The Department of Telecommunications (DoT) has asked Idea Cellular to provide bank guarantees and payments to bear Vodafone India’s liabilities worth Rs 13,600cr before final approval for the merger is granted.
Effects of the merger on Indian telecom market
The Vodafone and Idea Cellular are currently country’s second and third largest telecom. The merger will make Vodafone Idea Ltd the largest telecom company in India pushing Bharti Airtel from the top slot, with Vodafone expected to own 45% while Idea Cellular will cash in with 26% in the merged entity.
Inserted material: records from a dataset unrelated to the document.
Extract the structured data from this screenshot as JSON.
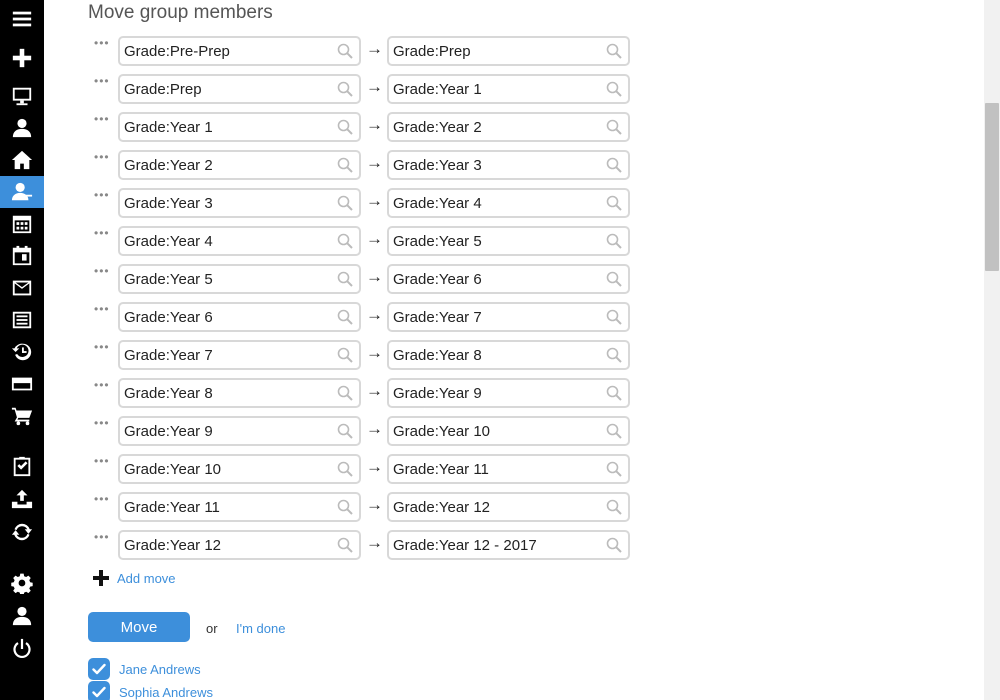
{
  "title": "Move group members",
  "moves": [
    {
      "from": "Grade:Pre-Prep",
      "to": "Grade:Prep"
    },
    {
      "from": "Grade:Prep",
      "to": "Grade:Year 1"
    },
    {
      "from": "Grade:Year 1",
      "to": "Grade:Year 2"
    },
    {
      "from": "Grade:Year 2",
      "to": "Grade:Year 3"
    },
    {
      "from": "Grade:Year 3",
      "to": "Grade:Year 4"
    },
    {
      "from": "Grade:Year 4",
      "to": "Grade:Year 5"
    },
    {
      "from": "Grade:Year 5",
      "to": "Grade:Year 6"
    },
    {
      "from": "Grade:Year 6",
      "to": "Grade:Year 7"
    },
    {
      "from": "Grade:Year 7",
      "to": "Grade:Year 8"
    },
    {
      "from": "Grade:Year 8",
      "to": "Grade:Year 9"
    },
    {
      "from": "Grade:Year 9",
      "to": "Grade:Year 10"
    },
    {
      "from": "Grade:Year 10",
      "to": "Grade:Year 11"
    },
    {
      "from": "Grade:Year 11",
      "to": "Grade:Year 12"
    },
    {
      "from": "Grade:Year 12",
      "to": "Grade:Year 12 - 2017"
    }
  ],
  "arrow": "→",
  "drag_glyph": "•••",
  "add_move_label": "Add move",
  "move_button": "Move",
  "or_text": "or",
  "done_link": "I'm done",
  "members": [
    {
      "name": "Jane Andrews",
      "checked": true
    },
    {
      "name": "Sophia Andrews",
      "checked": true
    }
  ],
  "sidebar": {
    "icons": [
      "menu-icon",
      "add-icon",
      "monitor-icon",
      "person-icon",
      "home-icon",
      "groups-icon",
      "calendar-grid-icon",
      "calendar-day-icon",
      "mail-icon",
      "keyboard-icon",
      "history-icon",
      "credit-card-icon",
      "cart-icon",
      "clipboard-check-icon",
      "upload-icon",
      "sync-icon",
      "settings-icon",
      "account-icon",
      "power-icon"
    ],
    "active": "groups-icon"
  },
  "colors": {
    "accent": "#3d8fdb",
    "sidebar": "#000000",
    "field_border": "#d8d8d8"
  }
}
The merger will play an important role in stabilizing the telecom market in India. The government feels the deal will settle the huge tariff war that has emerged post the introduction of Reliance Jio. It will also pave the way for reductions in margins these companies had to face due to competition. Industry experts are of the opinion that the Vodafone-Idea combined entity will save more than $800 million in operational expenditure in the next two fiscal years and will require another year to close the 4G network gap with Reliance Jio and Bharti Airtel.
DoT seeks legal opinion on the merger
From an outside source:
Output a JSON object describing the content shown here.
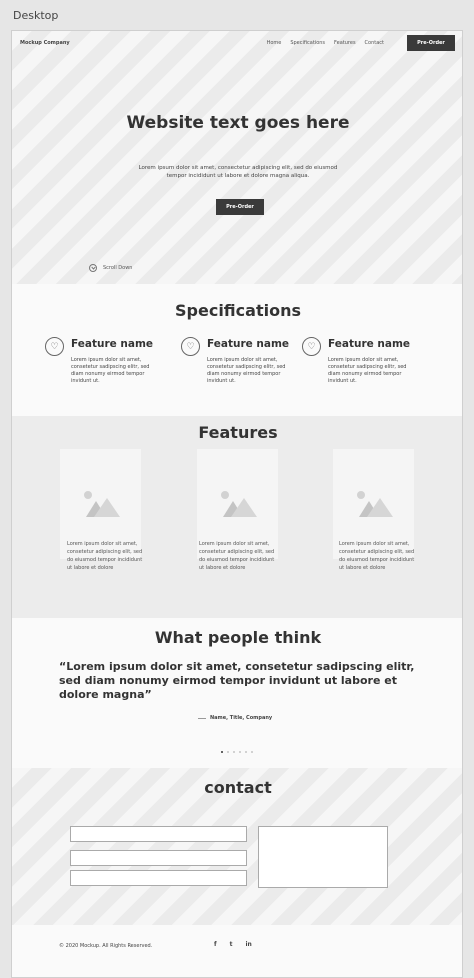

DoT is seeking ASG’s opinion on whether the merger should be given a green signal without claiming the spectrum charges from either of the companies. The department is waiting for clarifications with regards to merger of Vodafone’s subsidiaries in 2015.
Post the clarification DoT is planning to prepare a demand notice to recover spectrum charges from both companies. It is expected to recover around Rs. 50 billion from Vodafone and around Rs 20 billion from Idea as spectrum charges.
Role of the government
The government is in no mood to compromise on the spectrum charges and other dues. It is fully prepared to challenge the companies in the country’s apex court. This is certainly a big concern to the parties involved in the merger as any kind of legal action opposing the government’s claim will further delay the merger surpassing their target of June which may potential costs them up to $10 billion extra expenditure.
– Pavan Mudholkar
Sr Research Analyst